Children Increasingly Hitting Health Clubs to Get Fit

Like many parents, Diana Ennen had trouble getting her daughter Amber to exercise.

So two years ago, Ennen decided that Amber was coming to the health club. Now age 10, Amber is using the stair stepper, lifting hand weights and doing situps on a stability ball.

"She's lost some weight," said Ennen, of Margate, Fla. "Her clothes fit better. You can tell she's firmer."

It may sound like a grown up routine, but many parents are enrolling their children in fitness centers or buying child-sized equipment for a workout more grueling than ballet or Little League but cheaper than hiring a personal trainer.

Last year, 1.3 million children ages 6 to 11 were members of a health club, according to the International Health, Racquet and Sportsclub Association. And as of April, a quarter of IHRSA member clubs surveyed had children's programs.

At Action Kids Fitness Center, with two locations in California, children can take a 40- to 45-minute circuit training workout with resistance machines and cardio stations, including stationary bikes that connect to PlayStation 2. The center also has hip-hop dance, yoga, karate and monthly nutrition classes.

"We really pride ourselves on the energy and excitement we put into making fitness fun," said Steve Ewing, the center's co-founder. "We don't want them to be thinking they are overweight and obese. We want them to acknowledge that moving is fun."

The circuit workout at Funfit Family Fitness Center in Rockville, Md., has a tot-sized exercise bike, an air stepper and hydraulic strength training equipment. Kids and parents can also use personal trainers together or take classes including yoga for tots.

Such workouts are a long way from riding bikes and playing tag. But in an era of rising childhood obesity, physical education cutbacks and a more sedentary lifestyle, children's gyms make sense, said Rosemary Lavery, IHRSA spokeswoman.

Today's parents are busy working and less apt to let their children go outside and play, said Celia Kibler, founder of Funfit.

"Parents need a place where they know their kids can stay active, stay healthy and be in a safe place that's supervised by professional people," she said.

Home play has also gotten a jolt from video games such as the Wii Fit. With an electronic device called the Gamercize, children can play video games as long as they are stepping or cycling — stop stepping and the video game stops.

Kids become so plugged into the games, they forget they are exercising, said Terry Grim, director of business development for KickStart Fitness, the U.S. distributor of the Gamercize. He said about 3,000 Gamercize devices were sold in the last quarter.

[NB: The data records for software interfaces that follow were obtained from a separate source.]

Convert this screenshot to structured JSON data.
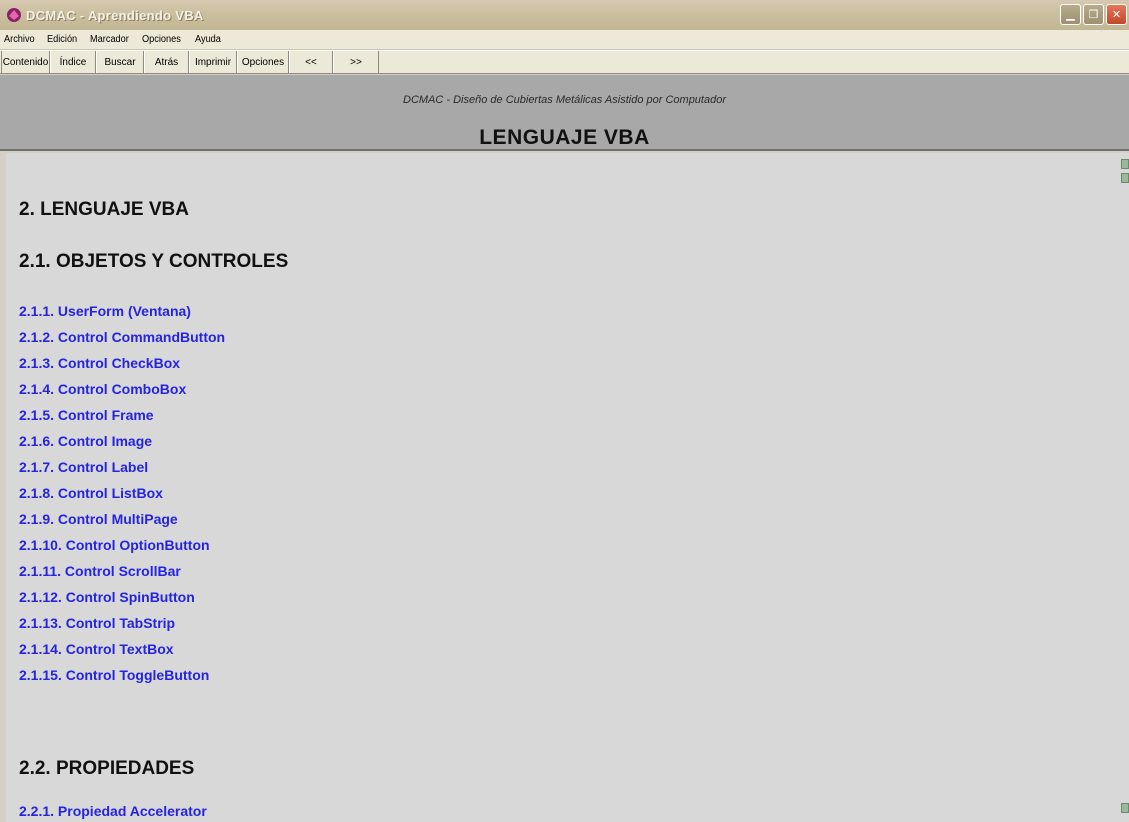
{
  "window": {
    "title": "DCMAC - Aprendiendo VBA"
  },
  "menu": [
    "Archivo",
    "Edición",
    "Marcador",
    "Opciones",
    "Ayuda"
  ],
  "toolbar": [
    "Contenido",
    "Índice",
    "Buscar",
    "Atrás",
    "Imprimir",
    "Opciones",
    "<<",
    ">>"
  ],
  "header": {
    "subtitle": "DCMAC - Diseño de Cubiertas Metálicas Asistido por Computador",
    "title": "LENGUAJE VBA"
  },
  "content": {
    "section_title": "2.  LENGUAJE VBA",
    "subsection1": "2.1. OBJETOS Y CONTROLES",
    "links1": [
      "2.1.1.  UserForm (Ventana)",
      "2.1.2.  Control CommandButton",
      "2.1.3.  Control CheckBox",
      "2.1.4.  Control ComboBox",
      "2.1.5.  Control Frame",
      "2.1.6.  Control Image",
      "2.1.7.  Control Label",
      "2.1.8.  Control ListBox",
      "2.1.9.  Control MultiPage",
      "2.1.10. Control OptionButton",
      "2.1.11. Control ScrollBar",
      "2.1.12. Control SpinButton",
      "2.1.13. Control TabStrip",
      "2.1.14. Control TextBox",
      "2.1.15. Control ToggleButton"
    ],
    "subsection2": "2.2. PROPIEDADES",
    "links2": [
      "2.2.1.  Propiedad Accelerator"
    ]
  },
  "colors": {
    "link": "#2424e0",
    "header_band": "#a8a8a8",
    "content_bg": "#d8d8d8"
  }
}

Stephanie Ochoa, 32, of San Antonio, bought the Wii after noticing her children would rather play video games than ride bikes.

"At first I limited play time and forced them to be active," she said. "It did not seem right so I settled on a Wii. I purchased a Wii Fit for myself and my kids use it more than I do. It really gets their heart rates up."

Video games make teens believe fitness is "hip and cool," said Alyson Stoner, a 15-year-old actress who stars in the "Get Fit With Alyson" Web series and the Wii Fit's "Get Wii Fit with Alyson."

"It's something that inspires young kids to take what they have always loved to do, which is video games, and puts a new spin on it," she said.

While experts agree that any fitness is better than nothing, they aren't so sure this is the answer.

Children should be outside interacting with other children, not playing video games in a musty basement, said Tony Sparber, who runs New Image Weight Loss Camps.

And considering children's short attention spans, they may not find any of these expensive toys fun enough, said Cedric Bryant, chief science officer for the American Council on Exercise. He recommends simple games like Duck Duck Goose and Capture the Flag.

"In the '50s and '60s, kids were playing and they were playing outside," he said. "We didn't have all these concerns about overweight, out-of-shape kids."

Kid fitness programs don't come cheap; a Funfit membership is $60 a month without a family discount plan. A kid-sized treadmill runs about $1,500, said Grim. A Gamercize unit is about $300.

Still, Cathie Soneja, 47, of Anaheim, Calif., said her 8-year-old son Nathan is usually the one reminding her that it's time to go to Action Kids, where he does the circuit and takes hip-hop dance.

Nathan said some machines are "a little hard," but others are easy for him.

"When we first started, I wasn't that fit. Then I started seeing that I was getting stronger," he said. "It makes me feel like a teenager or adult."